It’s not just the extreme poor now who must go without medical care. Even those with stable, “decent” jobs increasingly can’t get it either.
Throughout the strike, Safeway, Albertsons and Krogers said they needed the cut because competitor Wal-Mart, with expansion plans throughout the state, has no unions, pays low wages, and contributes so little towards health care that when its workers get sick, they show up in the county hospital emergency room.
This is the future for new workers in Southern California grocery stores – the Wal-Martization of health care for California working families.
No wonder that so many workers held out on strike for so long. And no wonder that workers in stores in Northern California, as well as Washington D.C., Washington State, Hawaii, and Colorado, all of whom face the same companies across the bargaining table later this year, are gearing up for similar labor wars.
And it’s not just grocery stores. “We’re expecting a major confrontation with hotel chains over health care costs when our contract comes up this summer,” says Mike Casey, president of San Francisco’s Local 2 of the Hotel and Restaurant Employees. The Service Employees Union will be negotiating with hospital chains in all major West Coast cities this year, and health care costs will be the number one issue. If the union can’t fend off similar demands, those who provide the health care will be unable themselves to afford it.
The current system forces workers and their families to fight their employers, to decide who will pay premiums rising at 15 percent a year. It virtually guarantees war after labor war.
This is a uniquely American dilemma. The Southern California grocery strike could never take place in Europe, Canada, or Mexico, because there are no premiums for private health care insurance there to fight over. These countries have national health care programs, in which taxes pay for medical care for all people, as their right.
Californians took a step last year towards a solution to this problem, when the legislature passed SB-2. Under the law, large employers, like Wal-Mart, will have to provide health care coverage for their employees. They won’t be able to undercut their competitors by forcing their workers into the emergency room.
Gov. Schwarzenegger, however, has already promised employers an initiative to repeal it. If the governor wins, strikes like the one in Los Angeles will become more frequent and bitter. Employers will demand benefit cuts in order to compete, and workers will either have to give up health care or fight.
In the end, only a single-payer system like that sponsored by California State Sen. Sheila Kuehl can bring a permanent end to these terrible conflicts.

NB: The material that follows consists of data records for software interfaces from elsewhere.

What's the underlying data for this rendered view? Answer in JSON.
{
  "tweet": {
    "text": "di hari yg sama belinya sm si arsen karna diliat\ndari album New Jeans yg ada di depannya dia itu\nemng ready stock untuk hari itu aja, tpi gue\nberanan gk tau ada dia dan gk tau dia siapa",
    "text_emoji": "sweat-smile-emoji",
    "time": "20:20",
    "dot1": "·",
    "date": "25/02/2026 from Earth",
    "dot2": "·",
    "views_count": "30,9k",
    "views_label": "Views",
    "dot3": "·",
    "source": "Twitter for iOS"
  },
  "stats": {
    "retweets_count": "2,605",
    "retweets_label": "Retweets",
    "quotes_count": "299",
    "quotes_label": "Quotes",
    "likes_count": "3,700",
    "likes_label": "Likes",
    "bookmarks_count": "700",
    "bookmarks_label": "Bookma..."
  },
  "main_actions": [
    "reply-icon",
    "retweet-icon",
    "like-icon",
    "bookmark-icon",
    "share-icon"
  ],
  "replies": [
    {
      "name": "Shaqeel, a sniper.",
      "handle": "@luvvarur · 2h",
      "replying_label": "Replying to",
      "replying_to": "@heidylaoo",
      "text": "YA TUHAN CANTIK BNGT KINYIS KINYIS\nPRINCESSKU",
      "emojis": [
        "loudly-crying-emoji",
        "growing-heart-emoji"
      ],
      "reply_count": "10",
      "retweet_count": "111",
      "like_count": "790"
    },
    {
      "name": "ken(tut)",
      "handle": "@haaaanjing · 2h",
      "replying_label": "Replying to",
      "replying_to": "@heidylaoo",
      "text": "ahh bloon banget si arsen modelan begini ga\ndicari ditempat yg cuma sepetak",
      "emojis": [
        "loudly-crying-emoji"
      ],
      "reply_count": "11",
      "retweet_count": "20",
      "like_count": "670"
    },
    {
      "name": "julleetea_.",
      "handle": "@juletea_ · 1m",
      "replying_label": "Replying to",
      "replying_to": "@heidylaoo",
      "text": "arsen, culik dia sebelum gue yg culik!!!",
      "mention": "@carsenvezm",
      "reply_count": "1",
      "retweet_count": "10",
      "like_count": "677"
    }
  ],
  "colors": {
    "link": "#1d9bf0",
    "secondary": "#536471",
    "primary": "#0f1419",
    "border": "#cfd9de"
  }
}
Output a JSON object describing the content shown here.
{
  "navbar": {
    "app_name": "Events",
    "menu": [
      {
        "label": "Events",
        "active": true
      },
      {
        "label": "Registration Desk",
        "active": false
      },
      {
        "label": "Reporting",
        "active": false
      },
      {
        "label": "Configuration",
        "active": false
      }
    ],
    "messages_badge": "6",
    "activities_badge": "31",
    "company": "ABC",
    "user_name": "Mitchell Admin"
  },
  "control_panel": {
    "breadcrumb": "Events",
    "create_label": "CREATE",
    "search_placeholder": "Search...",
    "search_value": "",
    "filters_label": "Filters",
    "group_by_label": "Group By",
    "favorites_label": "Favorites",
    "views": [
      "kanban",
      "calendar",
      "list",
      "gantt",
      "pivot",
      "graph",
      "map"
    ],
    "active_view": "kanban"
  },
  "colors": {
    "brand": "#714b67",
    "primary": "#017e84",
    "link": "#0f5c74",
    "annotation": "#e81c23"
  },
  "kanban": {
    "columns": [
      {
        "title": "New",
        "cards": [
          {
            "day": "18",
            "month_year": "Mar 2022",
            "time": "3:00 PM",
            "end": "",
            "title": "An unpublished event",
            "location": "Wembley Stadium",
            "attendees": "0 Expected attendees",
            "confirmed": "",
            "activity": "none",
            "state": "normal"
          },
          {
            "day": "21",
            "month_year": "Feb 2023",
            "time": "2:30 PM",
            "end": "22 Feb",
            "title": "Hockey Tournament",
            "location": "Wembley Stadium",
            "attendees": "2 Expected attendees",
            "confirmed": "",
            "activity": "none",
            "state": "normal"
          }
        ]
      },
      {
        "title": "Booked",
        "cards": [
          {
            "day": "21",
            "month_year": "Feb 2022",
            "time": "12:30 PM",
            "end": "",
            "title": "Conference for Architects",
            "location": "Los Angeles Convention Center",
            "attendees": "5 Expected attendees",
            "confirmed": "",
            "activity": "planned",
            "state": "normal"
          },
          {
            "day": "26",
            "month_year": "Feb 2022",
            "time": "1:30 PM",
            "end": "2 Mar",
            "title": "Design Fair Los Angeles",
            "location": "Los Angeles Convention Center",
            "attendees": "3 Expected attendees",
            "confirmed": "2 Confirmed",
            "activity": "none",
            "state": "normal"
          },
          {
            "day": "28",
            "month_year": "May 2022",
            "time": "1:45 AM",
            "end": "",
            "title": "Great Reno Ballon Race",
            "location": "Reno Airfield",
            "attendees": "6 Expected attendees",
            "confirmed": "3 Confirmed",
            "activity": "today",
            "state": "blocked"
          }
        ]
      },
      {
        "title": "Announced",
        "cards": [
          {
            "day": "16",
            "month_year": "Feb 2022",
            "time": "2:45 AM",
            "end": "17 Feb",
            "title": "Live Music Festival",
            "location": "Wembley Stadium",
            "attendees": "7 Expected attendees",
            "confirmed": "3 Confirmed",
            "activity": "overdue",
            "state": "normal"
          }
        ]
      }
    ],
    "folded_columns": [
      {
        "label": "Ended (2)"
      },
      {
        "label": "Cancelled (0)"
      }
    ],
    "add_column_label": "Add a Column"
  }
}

Kuehl points out that if all the current health care dollars spent in California were used to pay for a single system, instead of on wasteful competing private insurance plans, every state resident could be guaranteed high quality health care.
The grocery strikers deserve thanks for their effort to preserve as much coverage as possible under the present broken system. But broken it is. We should not ask tens of thousands more to make similar sacrifices in its defense.
David Bacon is a labor journalist based in the Bay Area. He can be reached at email@example.com.